WHEN SHE STARTED HER FOURTH YEAR, Ava Bakala knew she wanted more experience—not only in her field of study, but with UBC Okanagan as a whole. Bakala searched for campus work opportunities on UBCO’s Student & Alumni Job Board, where she connected with the university’s Work Study program.
“To date, I primarily studied general biology, and I didn’t really have any tangible work experience related to my degree,” says Bakala. “When I first saw the Work Study posting, I wasn’t sure because the role focused on plant physiology and I didn’t think I had the necessary experience. But I was interviewed and eventually hired for the role.”
Bakala was thrilled to learn that she would be working as a Research Assistant exploring what happens to sweet cherries when irrigation is reduced after harvest—a critical question considering the dependence of agriculture on global water supplies.
Between May and August, Bakala and another student were responsible for collecting various measurements at five different orchards across the Okanagan Valley and inputting the massive amounts of data on open science platforms for graduate students to use. Bakala also spent considerable time in the lab, helping perform tests to determine things like firmness, colour and size of the cherries—all factors that could be affected when irrigation levels are altered. The project was supported by the Canadian Agricultural Partnership, a federal-provincial-territorial initiative, and delivered by the Investment Agriculture Foundation of BC.
“My role was pretty independent and taught me a lot about communication and time management,” explains Bakala. “I had to learn how to manage my own deadlines alongside the project deadlines. I coordinated our research efforts between five different orchards and then shared this information with other team members, so everyone knew what was going on. It was definitely a lot of detail to manage.”
But perhaps the greatest benefit for Bakala of the Work Study role was its research focus: “I was able to broaden my overall knowledge of biology through the plant physiology work we did.

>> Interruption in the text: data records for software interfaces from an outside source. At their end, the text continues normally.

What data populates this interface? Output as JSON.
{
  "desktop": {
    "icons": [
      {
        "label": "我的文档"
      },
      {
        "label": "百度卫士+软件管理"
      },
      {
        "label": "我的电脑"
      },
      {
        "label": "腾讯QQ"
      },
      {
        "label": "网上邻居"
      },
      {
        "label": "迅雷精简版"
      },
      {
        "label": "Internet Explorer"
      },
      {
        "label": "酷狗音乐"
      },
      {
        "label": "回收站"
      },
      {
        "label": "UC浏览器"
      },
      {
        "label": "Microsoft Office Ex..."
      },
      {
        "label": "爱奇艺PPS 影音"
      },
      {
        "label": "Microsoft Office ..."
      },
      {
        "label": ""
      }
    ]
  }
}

The students involved in the project had a lab group and would get together to learn about each other’s projects.
“It was such a great learning experience; it opened me up to a whole new world that I didn’t know about before, and it also introduced me to what field research is like. I realize now that I really enjoy field research, and it opened my eyes to a master’s program, which I never considered.”
While many work study programs at universities across Canada and the US are geared toward providing financial aid to students, UBCO’s program has a more experiential twist, explains Jana Petrone, Director of Academic and Career Development at UBCO.

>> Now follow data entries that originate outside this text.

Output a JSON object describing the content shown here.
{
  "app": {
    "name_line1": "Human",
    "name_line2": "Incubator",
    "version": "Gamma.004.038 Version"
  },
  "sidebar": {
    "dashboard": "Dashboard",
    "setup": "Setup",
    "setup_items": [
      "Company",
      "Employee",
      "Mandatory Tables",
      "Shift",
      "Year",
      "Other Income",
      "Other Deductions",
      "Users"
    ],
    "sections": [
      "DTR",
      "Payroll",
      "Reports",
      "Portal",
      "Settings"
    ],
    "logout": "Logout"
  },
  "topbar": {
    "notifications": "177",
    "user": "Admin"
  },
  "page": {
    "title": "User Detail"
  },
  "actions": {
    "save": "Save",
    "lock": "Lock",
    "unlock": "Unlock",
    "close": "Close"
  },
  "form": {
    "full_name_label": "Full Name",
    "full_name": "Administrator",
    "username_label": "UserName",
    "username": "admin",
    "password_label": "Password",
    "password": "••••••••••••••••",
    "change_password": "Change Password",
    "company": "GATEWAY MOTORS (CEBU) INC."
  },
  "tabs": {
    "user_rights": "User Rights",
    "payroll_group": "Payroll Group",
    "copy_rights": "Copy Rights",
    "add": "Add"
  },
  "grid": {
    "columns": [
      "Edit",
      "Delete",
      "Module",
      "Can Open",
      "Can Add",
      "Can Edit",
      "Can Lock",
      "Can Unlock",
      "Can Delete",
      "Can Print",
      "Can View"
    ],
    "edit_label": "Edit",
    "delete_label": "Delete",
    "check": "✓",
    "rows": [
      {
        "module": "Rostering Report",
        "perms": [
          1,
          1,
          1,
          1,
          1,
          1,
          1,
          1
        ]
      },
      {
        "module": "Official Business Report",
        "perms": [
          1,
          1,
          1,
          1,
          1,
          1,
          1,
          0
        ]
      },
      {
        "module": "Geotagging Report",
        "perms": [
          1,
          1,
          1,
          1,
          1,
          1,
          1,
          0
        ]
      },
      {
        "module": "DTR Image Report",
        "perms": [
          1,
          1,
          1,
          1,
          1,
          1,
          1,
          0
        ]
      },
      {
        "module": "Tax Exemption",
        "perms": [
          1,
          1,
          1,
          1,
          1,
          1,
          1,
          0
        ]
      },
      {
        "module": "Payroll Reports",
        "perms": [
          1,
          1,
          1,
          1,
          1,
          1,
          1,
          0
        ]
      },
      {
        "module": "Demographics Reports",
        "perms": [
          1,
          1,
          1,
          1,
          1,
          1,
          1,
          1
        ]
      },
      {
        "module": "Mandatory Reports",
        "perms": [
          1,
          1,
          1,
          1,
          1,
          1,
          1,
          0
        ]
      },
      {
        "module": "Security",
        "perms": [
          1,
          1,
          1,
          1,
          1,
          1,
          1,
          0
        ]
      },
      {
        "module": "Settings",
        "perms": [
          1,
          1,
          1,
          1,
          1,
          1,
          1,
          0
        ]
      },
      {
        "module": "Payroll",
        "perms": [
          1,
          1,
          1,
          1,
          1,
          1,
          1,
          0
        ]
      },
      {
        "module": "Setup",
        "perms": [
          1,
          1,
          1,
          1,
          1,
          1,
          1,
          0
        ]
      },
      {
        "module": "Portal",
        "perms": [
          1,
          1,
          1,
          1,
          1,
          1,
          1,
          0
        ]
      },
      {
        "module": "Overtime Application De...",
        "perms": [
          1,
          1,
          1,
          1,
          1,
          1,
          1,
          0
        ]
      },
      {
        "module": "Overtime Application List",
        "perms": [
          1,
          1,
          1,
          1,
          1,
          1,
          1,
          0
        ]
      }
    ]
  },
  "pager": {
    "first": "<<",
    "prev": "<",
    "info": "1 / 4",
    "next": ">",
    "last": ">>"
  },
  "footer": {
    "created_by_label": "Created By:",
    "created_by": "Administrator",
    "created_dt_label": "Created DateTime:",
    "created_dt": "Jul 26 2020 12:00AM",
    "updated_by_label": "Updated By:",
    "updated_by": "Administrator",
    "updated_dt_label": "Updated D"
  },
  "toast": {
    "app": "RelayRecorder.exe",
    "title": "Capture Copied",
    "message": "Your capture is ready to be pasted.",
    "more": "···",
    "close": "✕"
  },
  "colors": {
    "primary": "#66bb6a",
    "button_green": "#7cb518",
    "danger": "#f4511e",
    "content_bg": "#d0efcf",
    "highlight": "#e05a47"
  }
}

“We want to provide exceptional educational experiences to students that build career ready skills. Faculty and staff apply for funding in the program, and then we evaluate and fund the top-ranked opportunities for students. The goal is to help students shape their path forward, whether that’s gaining practical work experience with professors, staff and graduate students, refining their career aspirations, helping them to network or preparing for post-undergraduate studies.”
With an annual budget of more than $750,000, UBCO work experiences range from administrative roles to research positions, like the one Bakala applied for. Currently, more than half of Work Study funds go toward on-campus research annually, totalling 62 per cent of all funding in 2022.
“The Work Study program truly makes our research possible,” adds Elizabeth Houghton, a doctoral student who worked alongside Bakala on the sweet cherry fruit project. “We had five orchards that ranged in elevation and latitude, so there was lots of field and lab work that had to be done. Being able to have support from a Work Study student makes our jobs as researchers much more enjoyable.”
Houghton adds that such work study roles teach valuable skills that can often only be gained in the moment. “A huge skill associated with fieldwork is the ability to think critically on the fly—when things are going awry and not as expected. It’s great for these students to be put in the situation where they need to make a decision with the information at hand.”
As for Bakala, she says she achieved her goal of gaining more experience at UBCO. “The Work Study went above and beyond what I expected. I was able to make connections at the university and gain experience in research. I think a lot of students shy away from applying for these roles because they think they’re not qualified enough and won’t get an interview. I certainly thought that when I applied. But you just have to step out of your comfort zone. You won’t regret the experience you gain.”